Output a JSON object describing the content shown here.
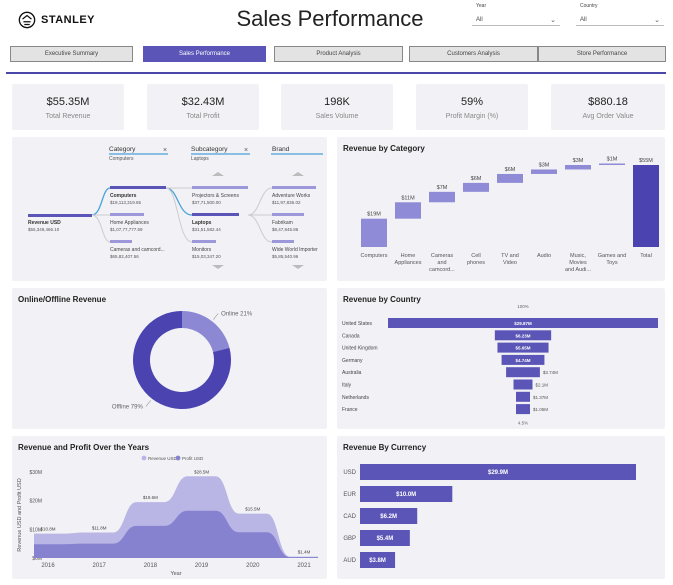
{
  "brand": {
    "name": "STANLEY"
  },
  "header": {
    "title": "Sales Performance"
  },
  "filters": {
    "year": {
      "label": "Year",
      "value": "All"
    },
    "country": {
      "label": "Country",
      "value": "All"
    }
  },
  "nav": {
    "tabs": [
      "Executive Summary",
      "Sales Performance",
      "Product Analysis",
      "Customers Analysis",
      "Store Performance"
    ],
    "active": "Sales Performance"
  },
  "kpis": [
    {
      "value": "$55.35M",
      "label": "Total Revenue"
    },
    {
      "value": "$32.43M",
      "label": "Total Profit"
    },
    {
      "value": "198K",
      "label": "Sales Volume"
    },
    {
      "value": "59%",
      "label": "Profit Margin (%)"
    },
    {
      "value": "$880.18",
      "label": "Avg Order Value"
    }
  ],
  "decomp": {
    "columns": [
      {
        "header": "Category",
        "selected": "Computers"
      },
      {
        "header": "Subcategory",
        "selected": "Laptops"
      },
      {
        "header": "Brand",
        "selected": ""
      }
    ],
    "root": {
      "label": "Revenue USD",
      "value": "$55,349,466.10"
    },
    "categories": [
      {
        "label": "Computers",
        "value": "$19,113,319.65",
        "bold": true
      },
      {
        "label": "Home Appliances",
        "value": "$1,07,77,777.59",
        "bold": false
      },
      {
        "label": "Cameras and camcord...",
        "value": "$65,82,407.56",
        "bold": false
      }
    ],
    "subcategories": [
      {
        "label": "Projectors & Screens",
        "value": "$37,71,500.00",
        "bold": false
      },
      {
        "label": "Laptops",
        "value": "$31,51,582.44",
        "bold": true
      },
      {
        "label": "Monitors",
        "value": "$15,03,347.20",
        "bold": false
      }
    ],
    "brands": [
      {
        "label": "Adventure Works",
        "value": "$11,97,836.02"
      },
      {
        "label": "Fabrikam",
        "value": "$8,47,845.86"
      },
      {
        "label": "Wide World Importer",
        "value": "$5,85,540.96"
      }
    ]
  },
  "panels": {
    "category": "Revenue by Category",
    "online": "Online/Offline Revenue",
    "country": "Revenue by Country",
    "years": "Revenue and Profit Over the Years",
    "currency": "Revenue By Currency"
  },
  "chart_data": [
    {
      "id": "category",
      "type": "bar",
      "subtype": "waterfall",
      "categories": [
        "Computers",
        "Home Appliances",
        "Cameras and camcord...",
        "Cell phones",
        "TV and Video",
        "Audio",
        "Music, Movies and Audi...",
        "Games and Toys",
        "Total"
      ],
      "tick_labels": [
        [
          "Computers"
        ],
        [
          "Home",
          "Appliances"
        ],
        [
          "Cameras",
          "and",
          "camcord..."
        ],
        [
          "Cell",
          "phones"
        ],
        [
          "TV and",
          "Video"
        ],
        [
          "Audio"
        ],
        [
          "Music,",
          "Movies",
          "and Audi..."
        ],
        [
          "Games and",
          "Toys"
        ],
        [
          "Total"
        ]
      ],
      "values": [
        19,
        11,
        7,
        6,
        6,
        3,
        3,
        1,
        55
      ],
      "data_labels": [
        "$19M",
        "$11M",
        "$7M",
        "$6M",
        "$6M",
        "$3M",
        "$3M",
        "$1M",
        "$55M"
      ],
      "ylim": [
        0,
        55
      ],
      "colors": {
        "step": "#8f8bd6",
        "total": "#4a43b0"
      }
    },
    {
      "id": "online",
      "type": "pie",
      "subtype": "donut",
      "labels": [
        "Online",
        "Offline"
      ],
      "values": [
        21,
        79
      ],
      "slice_labels": [
        "Online 21%",
        "Offline 79%"
      ],
      "colors": [
        "#8c88d4",
        "#4a43b0"
      ]
    },
    {
      "id": "country",
      "type": "bar",
      "subtype": "funnel",
      "categories": [
        "United States",
        "Canada",
        "United Kingdom",
        "Germany",
        "Australia",
        "Italy",
        "Netherlands",
        "France"
      ],
      "values": [
        29.87,
        6.23,
        5.65,
        4.74,
        3.74,
        2.1,
        1.37,
        1.05
      ],
      "data_labels": [
        "$29.87M",
        "$6.23M",
        "$5.65M",
        "$4.74M",
        "$3.74M",
        "$2.1M",
        "$1.37M",
        "$1.05M"
      ],
      "top_label": "100%",
      "bottom_label": "4.5%",
      "color": "#5a55b6"
    },
    {
      "id": "years",
      "type": "area",
      "subtype": "ribbon",
      "x": [
        "2016",
        "2017",
        "2018",
        "2019",
        "2020",
        "2021"
      ],
      "series": [
        {
          "name": "Revenue USD",
          "values": [
            8.5,
            8.9,
            19.5,
            28.5,
            15.5,
            0.5
          ],
          "labels": [
            "$10.8M",
            "$11.8M",
            "$19.6M",
            "$28.5M",
            "$15.5M",
            "$1.4M"
          ]
        },
        {
          "name": "Profit USD",
          "values": [
            4.8,
            5.0,
            11.2,
            16.5,
            9.0,
            0.3
          ]
        }
      ],
      "ylabel": "Revenue USD and Profit USD",
      "xlabel": "Year",
      "yticks": [
        "$0M",
        "$10M",
        "$20M",
        "$30M"
      ],
      "ylim": [
        0,
        30
      ],
      "colors": [
        "#b9b6e6",
        "#8682d0"
      ]
    },
    {
      "id": "currency",
      "type": "bar",
      "orientation": "horizontal",
      "categories": [
        "USD",
        "EUR",
        "CAD",
        "GBP",
        "AUD"
      ],
      "values": [
        29.9,
        10.0,
        6.2,
        5.4,
        3.8
      ],
      "data_labels": [
        "$29.9M",
        "$10.0M",
        "$6.2M",
        "$5.4M",
        "$3.8M"
      ],
      "color": "#5a55b6"
    }
  ]
}
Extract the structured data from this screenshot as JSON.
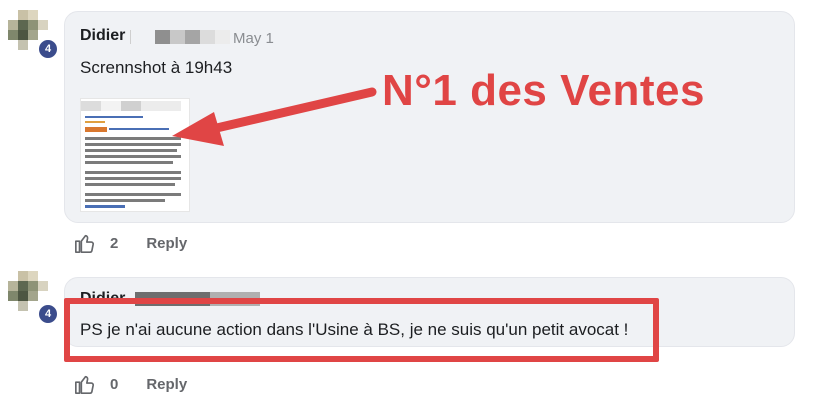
{
  "comments": [
    {
      "author": "Didier",
      "date": "May 1",
      "badge": "4",
      "text": "Scrennshot à 19h43",
      "likes": "2",
      "reply_label": "Reply"
    },
    {
      "author": "Didier",
      "badge": "4",
      "text": "PS je n'ai aucune action dans l'Usine à BS, je ne suis qu'un petit avocat !",
      "likes": "0",
      "reply_label": "Reply"
    }
  ],
  "annotation": {
    "headline": "N°1 des Ventes",
    "color": "#e04545"
  },
  "icons": [
    "thumbs-up-icon",
    "arrow-icon"
  ]
}
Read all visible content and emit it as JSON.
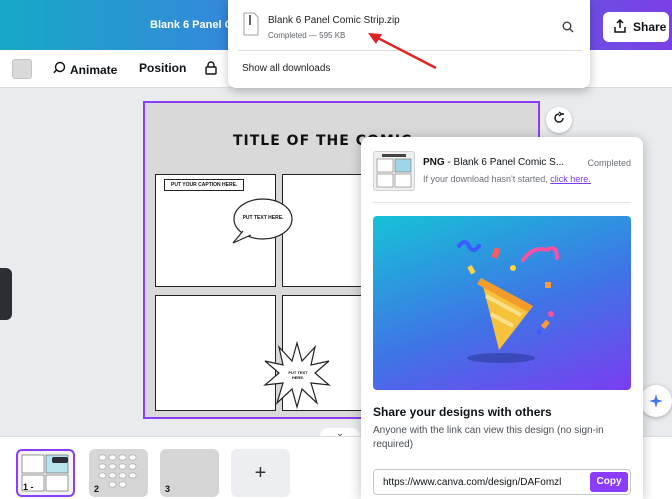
{
  "topbar": {
    "doc_title": "Blank 6 Panel C",
    "share_label": "Share",
    "accent_gradient": [
      "#16a9c6",
      "#3f7de0",
      "#7b3fe4"
    ]
  },
  "toolbar": {
    "animate_label": "Animate",
    "position_label": "Position"
  },
  "downloads": {
    "file_name": "Blank 6 Panel Comic Strip.zip",
    "status": "Completed — 595 KB",
    "show_all": "Show all downloads"
  },
  "canvas": {
    "comic_title": "TITLE OF THE COMIC ",
    "caption": "PUT YOUR CAPTION HERE.",
    "speech_bubble": "PUT TEXT HERE.",
    "burst_text": "PUT TEXT HERE."
  },
  "share_panel": {
    "format": "PNG",
    "file_title": " - Blank 6 Panel Comic S...",
    "status": "Completed",
    "hint_prefix": "If your download hasn't started, ",
    "hint_link": "click here.",
    "heading": "Share your designs with others",
    "description": "Anyone with the link can view this design (no sign-in required)",
    "url": "https://www.canva.com/design/DAFomzl",
    "copy_label": "Copy",
    "accent": "#8b3dff"
  },
  "pages": {
    "items": [
      {
        "label": "1 -"
      },
      {
        "label": "2"
      },
      {
        "label": "3"
      }
    ],
    "add_label": "+"
  }
}
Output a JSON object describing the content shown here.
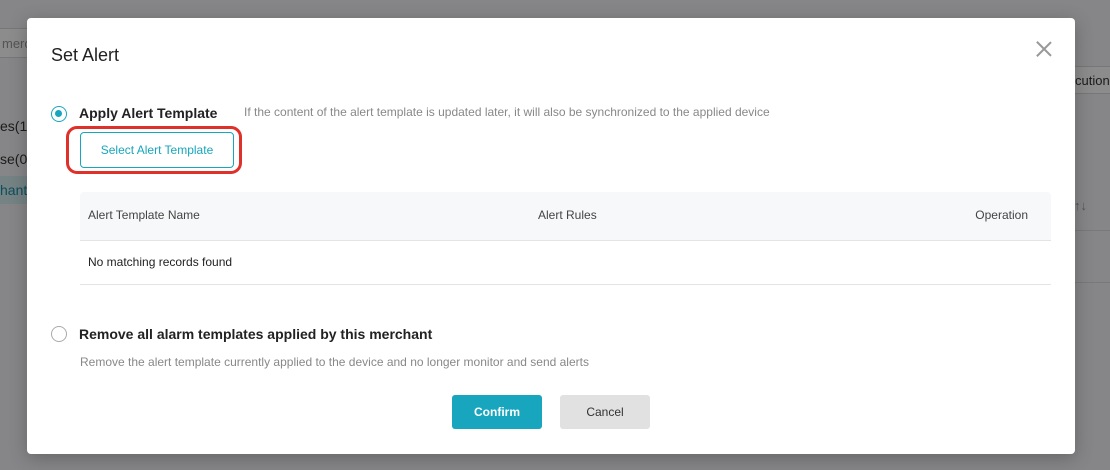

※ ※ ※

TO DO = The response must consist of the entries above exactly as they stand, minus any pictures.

WRITTEN REPLY =
Output a JSON object describing the content shown here.
{
  "brand": {
    "name": "STANLEY"
  },
  "header": {
    "title": "Sales Performance"
  },
  "filters": {
    "year": {
      "label": "Year",
      "value": "All"
    },
    "country": {
      "label": "Country",
      "value": "All"
    }
  },
  "nav": {
    "tabs": [
      "Executive Summary",
      "Sales Performance",
      "Product Analysis",
      "Customers Analysis",
      "Store Performance"
    ],
    "active": "Sales Performance"
  },
  "kpis": [
    {
      "value": "$55.35M",
      "label": "Total Revenue"
    },
    {
      "value": "$32.43M",
      "label": "Total Profit"
    },
    {
      "value": "198K",
      "label": "Sales Volume"
    },
    {
      "value": "59%",
      "label": "Profit Margin (%)"
    },
    {
      "value": "$880.18",
      "label": "Avg Order Value"
    }
  ],
  "decomp": {
    "columns": [
      {
        "header": "Category",
        "selected": "Computers"
      },
      {
        "header": "Subcategory",
        "selected": "Laptops"
      },
      {
        "header": "Brand",
        "selected": ""
      }
    ],
    "root": {
      "label": "Revenue USD",
      "value": "$55,349,466.10"
    },
    "categories": [
      {
        "label": "Computers",
        "value": "$19,113,319.65",
        "bold": true
      },
      {
        "label": "Home Appliances",
        "value": "$1,07,77,777.59",
        "bold": false
      },
      {
        "label": "Cameras and camcord...",
        "value": "$65,82,407.56",
        "bold": false
      }
    ],
    "subcategories": [
      {
        "label": "Projectors & Screens",
        "value": "$37,71,500.00",
        "bold": false
      },
      {
        "label": "Laptops",
        "value": "$31,51,582.44",
        "bold": true
      },
      {
        "label": "Monitors",
        "value": "$15,03,347.20",
        "bold": false
      }
    ],
    "brands": [
      {
        "label": "Adventure Works",
        "value": "$11,97,836.02"
      },
      {
        "label": "Fabrikam",
        "value": "$8,47,845.86"
      },
      {
        "label": "Wide World Importer",
        "value": "$5,85,540.96"
      }
    ]
  },
  "panels": {
    "category": "Revenue by Category",
    "online": "Online/Offline Revenue",
    "country": "Revenue by Country",
    "years": "Revenue and Profit Over the Years",
    "currency": "Revenue By Currency"
  },
  "chart_data": [
    {
      "id": "category",
      "type": "bar",
      "subtype": "waterfall",
      "categories": [
        "Computers",
        "Home Appliances",
        "Cameras and camcord...",
        "Cell phones",
        "TV and Video",
        "Audio",
        "Music, Movies and Audi...",
        "Games and Toys",
        "Total"
      ],
      "tick_labels": [
        [
          "Computers"
        ],
        [
          "Home",
          "Appliances"
        ],
        [
          "Cameras",
          "and",
          "camcord..."
        ],
        [
          "Cell",
          "phones"
        ],
        [
          "TV and",
          "Video"
        ],
        [
          "Audio"
        ],
        [
          "Music,",
          "Movies",
          "and Audi..."
        ],
        [
          "Games and",
          "Toys"
        ],
        [
          "Total"
        ]
      ],
      "values": [
        19,
        11,
        7,
        6,
        6,
        3,
        3,
        1,
        55
      ],
      "data_labels": [
        "$19M",
        "$11M",
        "$7M",
        "$6M",
        "$6M",
        "$3M",
        "$3M",
        "$1M",
        "$55M"
      ],
      "ylim": [
        0,
        55
      ],
      "colors": {
        "step": "#8f8bd6",
        "total": "#4a43b0"
      }
    },
    {
      "id": "online",
      "type": "pie",
      "subtype": "donut",
      "labels": [
        "Online",
        "Offline"
      ],
      "values": [
        21,
        79
      ],
      "slice_labels": [
        "Online 21%",
        "Offline 79%"
      ],
      "colors": [
        "#8c88d4",
        "#4a43b0"
      ]
    },
    {
      "id": "country",
      "type": "bar",
      "subtype": "funnel",
      "categories": [
        "United States",
        "Canada",
        "United Kingdom",
        "Germany",
        "Australia",
        "Italy",
        "Netherlands",
        "France"
      ],
      "values": [
        29.87,
        6.23,
        5.65,
        4.74,
        3.74,
        2.1,
        1.37,
        1.05
      ],
      "data_labels": [
        "$29.87M",
        "$6.23M",
        "$5.65M",
        "$4.74M",
        "$3.74M",
        "$2.1M",
        "$1.37M",
        "$1.05M"
      ],
      "top_label": "100%",
      "bottom_label": "4.5%",
      "color": "#5a55b6"
    },
    {
      "id": "years",
      "type": "area",
      "subtype": "ribbon",
      "x": [
        "2016",
        "2017",
        "2018",
        "2019",
        "2020",
        "2021"
      ],
      "series": [
        {
          "name": "Revenue USD",
          "values": [
            8.5,
            8.9,
            19.5,
            28.5,
            15.5,
            0.5
          ],
          "labels": [
            "$10.8M",
            "$11.8M",
            "$19.6M",
            "$28.5M",
            "$15.5M",
            "$1.4M"
          ]
        },
        {
          "name": "Profit USD",
          "values": [
            4.8,
            5.0,
            11.2,
            16.5,
            9.0,
            0.3
          ]
        }
      ],
      "ylabel": "Revenue USD and Profit USD",
      "xlabel": "Year",
      "yticks": [
        "$0M",
        "$10M",
        "$20M",
        "$30M"
      ],
      "ylim": [
        0,
        30
      ],
      "colors": [
        "#b9b6e6",
        "#8682d0"
      ]
    },
    {
      "id": "currency",
      "type": "bar",
      "orientation": "horizontal",
      "categories": [
        "USD",
        "EUR",
        "CAD",
        "GBP",
        "AUD"
      ],
      "values": [
        29.9,
        10.0,
        6.2,
        5.4,
        3.8
      ],
      "data_labels": [
        "$29.9M",
        "$10.0M",
        "$6.2M",
        "$5.4M",
        "$3.8M"
      ],
      "color": "#5a55b6"
    }
  ]
}
Extract the structured data from this screenshot as JSON.
{
  "comments": [
    {
      "author": "Didier",
      "date": "May 1",
      "badge": "4",
      "text": "Scrennshot à 19h43",
      "likes": "2",
      "reply_label": "Reply"
    },
    {
      "author": "Didier",
      "badge": "4",
      "text": "PS je n'ai aucune action dans l'Usine à BS, je ne suis qu'un petit avocat !",
      "likes": "0",
      "reply_label": "Reply"
    }
  ],
  "annotation": {
    "headline": "N°1 des Ventes",
    "color": "#e04545"
  },
  "icons": [
    "thumbs-up-icon",
    "arrow-icon"
  ]
}
Read all visible content and emit it as JSON.
{
  "topbar": {
    "doc_title": "Blank 6 Panel C",
    "share_label": "Share",
    "accent_gradient": [
      "#16a9c6",
      "#3f7de0",
      "#7b3fe4"
    ]
  },
  "toolbar": {
    "animate_label": "Animate",
    "position_label": "Position"
  },
  "downloads": {
    "file_name": "Blank 6 Panel Comic Strip.zip",
    "status": "Completed — 595 KB",
    "show_all": "Show all downloads"
  },
  "canvas": {
    "comic_title": "TITLE OF THE COMIC ",
    "caption": "PUT YOUR CAPTION HERE.",
    "speech_bubble": "PUT TEXT HERE.",
    "burst_text": "PUT TEXT HERE."
  },
  "share_panel": {
    "format": "PNG",
    "file_title": " - Blank 6 Panel Comic S...",
    "status": "Completed",
    "hint_prefix": "If your download hasn't started, ",
    "hint_link": "click here.",
    "heading": "Share your designs with others",
    "description": "Anyone with the link can view this design (no sign-in required)",
    "url": "https://www.canva.com/design/DAFomzl",
    "copy_label": "Copy",
    "accent": "#8b3dff"
  },
  "pages": {
    "items": [
      {
        "label": "1 -"
      },
      {
        "label": "2"
      },
      {
        "label": "3"
      }
    ],
    "add_label": "+"
  }
}
Output a JSON object describing the content shown here.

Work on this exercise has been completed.